One of the features of a database is that it is really only the tables that have to be retained when you upgrade a database. This means from the point of view of the deployment you can drop / recreate most of your database objects from views, stored procedures, indexes etc. The scripts might look something like this:

IF EXISTS (SELECT * FROM sys.objects WHERE object_id = OBJECT_ID(N'[dbo].[usp_HelloWorld]') AND type in (N'P', N'PC'))
DROP PROCEDURE [dbo].[usp_HelloWorld]
-- =============================================
-- Author: Andrew
-- Create date: 7/7/2009
-- Description: Hello World
-- =============================================
-- SET NOCOUNT ON added to prevent extra result sets from
-- interfering with SELECT statements.

-- Insert statements for procedure here
SELECT 'Hello World!' AS HelloWorld

The other thing with tables is that of course you can check to see if they are there, so your script for a table might look similar, but just wouldn't have the DROP statement at the top:

IF NOT EXISTS (SELECT * FROM sys.objects WHERE object_id = OBJECT_ID(N'[dbo].[MyTable]') AND type in (N'U'))

CREATE TABLE [dbo].[MyTable](
[ID] [uniqueidentifier] NOT NULL,
[SomeText] [nvarchar](50) NOT NULL,

PRINT 'Table MyTable added.'
PRINT 'Table MyTable already exists.'

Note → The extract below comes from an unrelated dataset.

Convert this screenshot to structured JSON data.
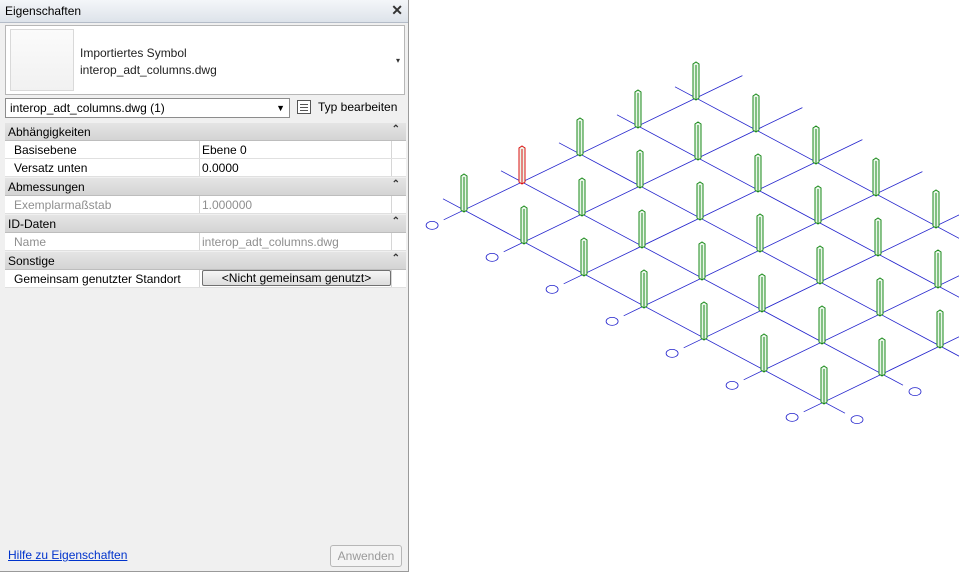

The other issue is where we upgrade tables by adding columns to them. The way that I would do this in my projects would be to have a script for each table, and the create table script will always create the table at the latest version. The for each upgrade I will add something like this in the same script but underneath the CREATE statement:

IF NOT EXISTS (SELECT * FROM syscolumns WHERE [name] = 'AnotherColumn' AND id = (SELECT id FROM sysobjects WHERE [name] = N'MyTable'))
AnotherColumn int NULL
PRINT 'Column AnotherColumn on table MyTable added.'
PRINT 'Column AnotherColumn on table MyTable already exists.'

Using this strategy, you can create a set of database installation scripts that can be run and re-run any number of times, and by runing the scripts you will upgrade the database to the latest version whether by install or upgrade. In my opinion, this is the safest way to write scripts for your database as you run the same set of scripts on all databases and can re-run them any number of times. It makes the process of patching easier as again you just need to run the full set of scripts.

Summary Thoughts

As I said at the start, we've been doing this for years and yet time and again I see projects where this isn't going right. I think it is key for a project to decide on a database deployment and upgrade strategy and to stick with it. It won't go right if you leave it to chance and hope. Make sure the developers in your project team know what the strategy is and when creatign scripts make sure that all scripts run OK. Test deployment and upgrades thoroughly.

Happy scripting!